YOUR GOAL
Restate the entries word for word, omitting nothing.
Segment Start: SUPPLIED RECORDS
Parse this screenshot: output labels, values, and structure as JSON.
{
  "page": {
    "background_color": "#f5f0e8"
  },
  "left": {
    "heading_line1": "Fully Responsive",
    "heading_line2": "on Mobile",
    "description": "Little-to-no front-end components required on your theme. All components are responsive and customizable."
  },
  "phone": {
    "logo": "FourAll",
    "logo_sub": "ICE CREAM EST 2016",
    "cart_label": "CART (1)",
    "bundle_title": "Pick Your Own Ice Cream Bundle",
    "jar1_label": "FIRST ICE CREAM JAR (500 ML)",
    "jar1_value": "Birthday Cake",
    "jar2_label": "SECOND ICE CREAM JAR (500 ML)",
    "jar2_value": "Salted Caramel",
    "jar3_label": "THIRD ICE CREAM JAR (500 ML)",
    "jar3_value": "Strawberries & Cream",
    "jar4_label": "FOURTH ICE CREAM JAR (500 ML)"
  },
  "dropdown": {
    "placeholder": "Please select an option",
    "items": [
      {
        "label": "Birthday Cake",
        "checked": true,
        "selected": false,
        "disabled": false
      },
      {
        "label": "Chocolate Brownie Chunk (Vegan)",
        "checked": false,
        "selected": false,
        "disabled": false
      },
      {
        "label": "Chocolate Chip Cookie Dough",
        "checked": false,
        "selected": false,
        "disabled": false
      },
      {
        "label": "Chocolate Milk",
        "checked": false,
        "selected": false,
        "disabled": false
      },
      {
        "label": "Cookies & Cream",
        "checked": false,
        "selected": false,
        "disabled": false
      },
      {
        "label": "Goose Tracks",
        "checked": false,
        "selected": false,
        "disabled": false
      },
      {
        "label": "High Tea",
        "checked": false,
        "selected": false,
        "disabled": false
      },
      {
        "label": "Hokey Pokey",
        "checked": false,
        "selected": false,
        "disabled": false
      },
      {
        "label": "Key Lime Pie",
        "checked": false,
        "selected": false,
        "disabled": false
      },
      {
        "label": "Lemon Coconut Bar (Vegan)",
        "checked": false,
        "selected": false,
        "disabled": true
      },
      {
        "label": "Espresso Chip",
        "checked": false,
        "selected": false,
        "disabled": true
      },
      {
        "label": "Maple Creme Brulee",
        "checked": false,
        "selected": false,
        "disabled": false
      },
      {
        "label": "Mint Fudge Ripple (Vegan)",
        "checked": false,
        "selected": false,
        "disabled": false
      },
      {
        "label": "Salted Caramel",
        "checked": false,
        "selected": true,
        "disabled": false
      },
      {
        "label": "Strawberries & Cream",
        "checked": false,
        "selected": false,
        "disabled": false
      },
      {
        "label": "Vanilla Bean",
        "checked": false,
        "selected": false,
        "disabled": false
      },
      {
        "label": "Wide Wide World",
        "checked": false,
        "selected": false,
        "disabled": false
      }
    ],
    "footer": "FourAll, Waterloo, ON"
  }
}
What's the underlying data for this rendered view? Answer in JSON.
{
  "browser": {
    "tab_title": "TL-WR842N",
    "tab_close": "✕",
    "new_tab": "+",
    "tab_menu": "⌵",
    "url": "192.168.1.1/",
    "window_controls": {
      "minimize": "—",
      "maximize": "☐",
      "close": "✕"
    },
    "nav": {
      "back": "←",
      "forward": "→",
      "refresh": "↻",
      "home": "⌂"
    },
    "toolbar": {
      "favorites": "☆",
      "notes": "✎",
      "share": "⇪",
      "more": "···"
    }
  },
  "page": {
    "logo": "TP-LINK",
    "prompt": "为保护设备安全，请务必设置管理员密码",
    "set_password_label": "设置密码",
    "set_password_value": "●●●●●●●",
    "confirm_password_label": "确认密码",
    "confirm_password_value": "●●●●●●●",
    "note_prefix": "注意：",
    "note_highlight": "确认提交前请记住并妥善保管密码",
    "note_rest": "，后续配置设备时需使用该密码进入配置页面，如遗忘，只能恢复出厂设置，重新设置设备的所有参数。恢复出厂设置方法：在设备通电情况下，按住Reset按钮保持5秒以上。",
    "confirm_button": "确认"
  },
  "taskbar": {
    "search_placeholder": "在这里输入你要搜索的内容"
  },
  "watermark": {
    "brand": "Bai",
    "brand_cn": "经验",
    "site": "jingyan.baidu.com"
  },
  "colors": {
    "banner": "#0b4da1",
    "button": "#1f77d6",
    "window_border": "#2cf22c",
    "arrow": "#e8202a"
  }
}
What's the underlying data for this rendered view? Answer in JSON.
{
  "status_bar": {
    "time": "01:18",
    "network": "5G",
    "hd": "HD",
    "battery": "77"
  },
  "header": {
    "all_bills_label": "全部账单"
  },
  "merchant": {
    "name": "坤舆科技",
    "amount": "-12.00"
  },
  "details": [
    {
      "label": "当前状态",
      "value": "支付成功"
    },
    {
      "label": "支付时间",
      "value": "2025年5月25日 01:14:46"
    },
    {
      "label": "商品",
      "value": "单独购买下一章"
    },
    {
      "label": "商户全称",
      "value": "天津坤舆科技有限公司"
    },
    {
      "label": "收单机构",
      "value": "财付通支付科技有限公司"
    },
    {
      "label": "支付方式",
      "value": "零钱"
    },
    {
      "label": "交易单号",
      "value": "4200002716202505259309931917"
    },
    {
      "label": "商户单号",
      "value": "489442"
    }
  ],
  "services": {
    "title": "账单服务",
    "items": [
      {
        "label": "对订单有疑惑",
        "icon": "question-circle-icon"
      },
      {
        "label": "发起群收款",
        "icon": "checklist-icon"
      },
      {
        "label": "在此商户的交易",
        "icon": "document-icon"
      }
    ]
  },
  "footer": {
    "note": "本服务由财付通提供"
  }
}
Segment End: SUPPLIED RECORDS
RESULT OF THE EXERCISE
Parse this screenshot: output labels, values, and structure as JSON.
{
  "page": {
    "background_color": "#f5f0e8"
  },
  "left": {
    "heading_line1": "Fully Responsive",
    "heading_line2": "on Mobile",
    "description": "Little-to-no front-end components required on your theme. All components are responsive and customizable."
  },
  "phone": {
    "logo": "FourAll",
    "logo_sub": "ICE CREAM EST 2016",
    "cart_label": "CART (1)",
    "bundle_title": "Pick Your Own Ice Cream Bundle",
    "jar1_label": "FIRST ICE CREAM JAR (500 ML)",
    "jar1_value": "Birthday Cake",
    "jar2_label": "SECOND ICE CREAM JAR (500 ML)",
    "jar2_value": "Salted Caramel",
    "jar3_label": "THIRD ICE CREAM JAR (500 ML)",
    "jar3_value": "Strawberries & Cream",
    "jar4_label": "FOURTH ICE CREAM JAR (500 ML)"
  },
  "dropdown": {
    "placeholder": "Please select an option",
    "items": [
      {
        "label": "Birthday Cake",
        "checked": true,
        "selected": false,
        "disabled": false
      },
      {
        "label": "Chocolate Brownie Chunk (Vegan)",
        "checked": false,
        "selected": false,
        "disabled": false
      },
      {
        "label": "Chocolate Chip Cookie Dough",
        "checked": false,
        "selected": false,
        "disabled": false
      },
      {
        "label": "Chocolate Milk",
        "checked": false,
        "selected": false,
        "disabled": false
      },
      {
        "label": "Cookies & Cream",
        "checked": false,
        "selected": false,
        "disabled": false
      },
      {
        "label": "Goose Tracks",
        "checked": false,
        "selected": false,
        "disabled": false
      },
      {
        "label": "High Tea",
        "checked": false,
        "selected": false,
        "disabled": false
      },
      {
        "label": "Hokey Pokey",
        "checked": false,
        "selected": false,
        "disabled": false
      },
      {
        "label": "Key Lime Pie",
        "checked": false,
        "selected": false,
        "disabled": false
      },
      {
        "label": "Lemon Coconut Bar (Vegan)",
        "checked": false,
        "selected": false,
        "disabled": true
      },
      {
        "label": "Espresso Chip",
        "checked": false,
        "selected": false,
        "disabled": true
      },
      {
        "label": "Maple Creme Brulee",
        "checked": false,
        "selected": false,
        "disabled": false
      },
      {
        "label": "Mint Fudge Ripple (Vegan)",
        "checked": false,
        "selected": false,
        "disabled": false
      },
      {
        "label": "Salted Caramel",
        "checked": false,
        "selected": true,
        "disabled": false
      },
      {
        "label": "Strawberries & Cream",
        "checked": false,
        "selected": false,
        "disabled": false
      },
      {
        "label": "Vanilla Bean",
        "checked": false,
        "selected": false,
        "disabled": false
      },
      {
        "label": "Wide Wide World",
        "checked": false,
        "selected": false,
        "disabled": false
      }
    ],
    "footer": "FourAll, Waterloo, ON"
  }
}
What's the underlying data for this rendered view? Answer in JSON.
{
  "browser": {
    "tab_title": "TL-WR842N",
    "tab_close": "✕",
    "new_tab": "+",
    "tab_menu": "⌵",
    "url": "192.168.1.1/",
    "window_controls": {
      "minimize": "—",
      "maximize": "☐",
      "close": "✕"
    },
    "nav": {
      "back": "←",
      "forward": "→",
      "refresh": "↻",
      "home": "⌂"
    },
    "toolbar": {
      "favorites": "☆",
      "notes": "✎",
      "share": "⇪",
      "more": "···"
    }
  },
  "page": {
    "logo": "TP-LINK",
    "prompt": "为保护设备安全，请务必设置管理员密码",
    "set_password_label": "设置密码",
    "set_password_value": "●●●●●●●",
    "confirm_password_label": "确认密码",
    "confirm_password_value": "●●●●●●●",
    "note_prefix": "注意：",
    "note_highlight": "确认提交前请记住并妥善保管密码",
    "note_rest": "，后续配置设备时需使用该密码进入配置页面，如遗忘，只能恢复出厂设置，重新设置设备的所有参数。恢复出厂设置方法：在设备通电情况下，按住Reset按钮保持5秒以上。",
    "confirm_button": "确认"
  },
  "taskbar": {
    "search_placeholder": "在这里输入你要搜索的内容"
  },
  "watermark": {
    "brand": "Bai",
    "brand_cn": "经验",
    "site": "jingyan.baidu.com"
  },
  "colors": {
    "banner": "#0b4da1",
    "button": "#1f77d6",
    "window_border": "#2cf22c",
    "arrow": "#e8202a"
  }
}
What's the underlying data for this rendered view? Answer in JSON.
{
  "status_bar": {
    "time": "01:18",
    "network": "5G",
    "hd": "HD",
    "battery": "77"
  },
  "header": {
    "all_bills_label": "全部账单"
  },
  "merchant": {
    "name": "坤舆科技",
    "amount": "-12.00"
  },
  "details": [
    {
      "label": "当前状态",
      "value": "支付成功"
    },
    {
      "label": "支付时间",
      "value": "2025年5月25日 01:14:46"
    },
    {
      "label": "商品",
      "value": "单独购买下一章"
    },
    {
      "label": "商户全称",
      "value": "天津坤舆科技有限公司"
    },
    {
      "label": "收单机构",
      "value": "财付通支付科技有限公司"
    },
    {
      "label": "支付方式",
      "value": "零钱"
    },
    {
      "label": "交易单号",
      "value": "4200002716202505259309931917"
    },
    {
      "label": "商户单号",
      "value": "489442"
    }
  ],
  "services": {
    "title": "账单服务",
    "items": [
      {
        "label": "对订单有疑惑",
        "icon": "question-circle-icon"
      },
      {
        "label": "发起群收款",
        "icon": "checklist-icon"
      },
      {
        "label": "在此商户的交易",
        "icon": "document-icon"
      }
    ]
  },
  "footer": {
    "note": "本服务由财付通提供"
  }
}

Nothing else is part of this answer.